The Sherpa people lived as nomads, living as nomads, living from the seasonal wild vegetables and their yaks till the introduction of potatoes to the area. The traditional economic activities of the people were subsistence agriculture, transhumance herding supplemented by barter trade across the Himalayas with Tibet. They soon developed techniques for storing potatoes, fertilizing ground with human and animal waste with leaf litter and growing buckwheat and barley. This settled a relatively prosperous community of Sherpa people free from outside interference creating a unique character of their own. Khumbu Sherpas concentrate their efforts on animal husbandry, keeping Yaks and Naks and grazing them along the vast and grassy alpine slopes. Livestock herding is still common in villages where trekking and tourism has not become the dominant economic activity. The main livestock include yak and nak, cows and bulls, dzo and dzomo, sheep and goats, and horses. Yaks and Naks are the main livestock which are adapted to high altitude as far as 5000m. These livestocks are important for the livelihood benefits as they provide milk, hair, fur, hides and dung. Yaks and Naks provides wool, milk and meat.

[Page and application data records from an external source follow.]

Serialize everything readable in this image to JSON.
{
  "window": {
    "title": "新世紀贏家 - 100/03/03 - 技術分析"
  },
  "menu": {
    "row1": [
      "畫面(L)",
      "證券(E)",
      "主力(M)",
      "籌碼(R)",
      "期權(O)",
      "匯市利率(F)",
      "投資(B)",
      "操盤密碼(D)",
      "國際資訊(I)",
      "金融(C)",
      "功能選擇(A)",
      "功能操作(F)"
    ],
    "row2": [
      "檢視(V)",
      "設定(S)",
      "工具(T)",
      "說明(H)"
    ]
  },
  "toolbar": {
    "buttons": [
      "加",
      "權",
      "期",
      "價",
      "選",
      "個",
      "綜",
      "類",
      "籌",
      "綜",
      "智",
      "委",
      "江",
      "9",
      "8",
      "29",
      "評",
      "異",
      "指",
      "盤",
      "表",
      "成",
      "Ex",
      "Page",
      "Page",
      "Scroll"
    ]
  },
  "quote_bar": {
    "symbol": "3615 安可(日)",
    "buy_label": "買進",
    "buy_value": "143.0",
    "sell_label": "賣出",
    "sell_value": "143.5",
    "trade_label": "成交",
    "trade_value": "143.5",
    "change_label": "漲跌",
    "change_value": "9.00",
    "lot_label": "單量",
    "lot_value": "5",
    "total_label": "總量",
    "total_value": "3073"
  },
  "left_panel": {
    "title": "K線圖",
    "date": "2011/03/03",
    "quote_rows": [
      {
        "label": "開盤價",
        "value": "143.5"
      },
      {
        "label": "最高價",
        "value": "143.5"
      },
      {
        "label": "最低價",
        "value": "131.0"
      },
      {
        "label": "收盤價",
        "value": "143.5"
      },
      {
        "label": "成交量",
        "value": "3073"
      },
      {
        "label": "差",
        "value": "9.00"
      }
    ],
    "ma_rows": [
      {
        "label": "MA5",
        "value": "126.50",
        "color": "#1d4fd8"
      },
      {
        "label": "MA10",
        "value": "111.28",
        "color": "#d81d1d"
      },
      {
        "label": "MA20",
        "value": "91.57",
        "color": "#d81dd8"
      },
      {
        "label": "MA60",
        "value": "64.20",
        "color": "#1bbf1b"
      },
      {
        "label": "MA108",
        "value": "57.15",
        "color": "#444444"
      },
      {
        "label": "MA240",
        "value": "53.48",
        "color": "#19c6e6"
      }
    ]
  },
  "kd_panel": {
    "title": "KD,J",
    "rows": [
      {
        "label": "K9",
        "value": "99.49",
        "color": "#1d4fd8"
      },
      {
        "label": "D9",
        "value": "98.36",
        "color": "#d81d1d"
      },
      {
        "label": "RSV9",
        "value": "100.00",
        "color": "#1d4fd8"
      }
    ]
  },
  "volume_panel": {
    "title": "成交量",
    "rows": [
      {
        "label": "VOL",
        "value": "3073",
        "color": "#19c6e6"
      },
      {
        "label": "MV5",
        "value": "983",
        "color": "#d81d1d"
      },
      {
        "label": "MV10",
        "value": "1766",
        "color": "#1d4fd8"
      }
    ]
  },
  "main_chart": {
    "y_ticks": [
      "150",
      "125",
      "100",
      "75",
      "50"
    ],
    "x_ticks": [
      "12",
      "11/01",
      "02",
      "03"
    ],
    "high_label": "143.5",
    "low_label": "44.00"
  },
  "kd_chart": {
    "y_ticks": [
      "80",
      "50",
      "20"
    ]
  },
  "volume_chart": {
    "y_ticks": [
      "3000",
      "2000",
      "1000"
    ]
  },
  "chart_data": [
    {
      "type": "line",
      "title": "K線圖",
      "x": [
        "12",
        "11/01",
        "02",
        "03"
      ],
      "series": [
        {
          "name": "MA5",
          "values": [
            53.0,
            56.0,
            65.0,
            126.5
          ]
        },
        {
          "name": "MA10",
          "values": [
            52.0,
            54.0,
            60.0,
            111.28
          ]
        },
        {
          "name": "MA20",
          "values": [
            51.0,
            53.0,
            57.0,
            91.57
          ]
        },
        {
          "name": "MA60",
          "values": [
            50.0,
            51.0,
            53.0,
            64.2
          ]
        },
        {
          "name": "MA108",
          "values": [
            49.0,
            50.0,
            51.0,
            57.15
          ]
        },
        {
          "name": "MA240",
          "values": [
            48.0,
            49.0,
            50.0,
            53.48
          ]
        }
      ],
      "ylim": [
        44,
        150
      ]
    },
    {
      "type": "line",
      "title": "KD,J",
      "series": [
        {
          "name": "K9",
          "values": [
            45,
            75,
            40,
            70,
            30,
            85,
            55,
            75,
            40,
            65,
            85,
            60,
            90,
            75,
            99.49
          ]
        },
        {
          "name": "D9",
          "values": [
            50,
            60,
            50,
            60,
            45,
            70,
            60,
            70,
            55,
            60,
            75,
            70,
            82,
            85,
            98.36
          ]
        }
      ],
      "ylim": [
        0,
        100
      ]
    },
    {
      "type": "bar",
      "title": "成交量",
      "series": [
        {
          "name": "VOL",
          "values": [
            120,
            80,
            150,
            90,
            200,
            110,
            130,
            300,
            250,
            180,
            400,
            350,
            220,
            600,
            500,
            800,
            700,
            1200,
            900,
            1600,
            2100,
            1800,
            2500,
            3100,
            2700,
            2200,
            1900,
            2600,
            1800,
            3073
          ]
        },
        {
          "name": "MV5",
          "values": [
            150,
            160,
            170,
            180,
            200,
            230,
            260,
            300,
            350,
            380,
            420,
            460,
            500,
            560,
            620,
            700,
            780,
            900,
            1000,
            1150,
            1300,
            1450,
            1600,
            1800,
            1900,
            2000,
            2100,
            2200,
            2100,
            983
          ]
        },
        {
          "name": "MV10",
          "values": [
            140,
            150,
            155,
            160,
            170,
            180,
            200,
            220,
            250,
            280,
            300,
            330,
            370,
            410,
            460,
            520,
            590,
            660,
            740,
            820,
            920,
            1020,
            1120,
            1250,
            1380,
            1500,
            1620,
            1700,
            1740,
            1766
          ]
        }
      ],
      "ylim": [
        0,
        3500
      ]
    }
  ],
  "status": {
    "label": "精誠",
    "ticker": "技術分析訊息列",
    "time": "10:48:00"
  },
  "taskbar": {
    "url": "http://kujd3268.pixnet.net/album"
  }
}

Among the others, dung is the most essential and livestock products due to dual benefits for fuel and organic fertilizer for agricultural purpose. There are other animals such as Dzo and Dzom, Cows and Bulls and some of these animals are used in transporting goods for trade and tourism. However, in recent years that the livestock raising by Sherpas seems not only changing but also declining due to increasing tourism and globalization.According to an estimate, there were about 4,675 heads of livestock in SNPBZ in 2003. The population of male livestock such a dzo and yaks has increased in recent years because of demand for
pack animals to move tourist luggage.
Ever since Nepal opened for Tourism since the early 50s, Nepal became one of the best destinations for trekkers and become the major source of income for the country. Like the rest of the country, the economy of the area began to change rapidly after Khumbu began to attract increasing numbers of mountaineering and trekking groups following the opening of Nepal to foreign visitors in 1950. Tourism related activities such as climbing, portering, guiding and lodge management became dominant economic activities and now determine the way of life. However, slowly the tourism is now replacing traditional livelihood strategies such as livestock herding and farming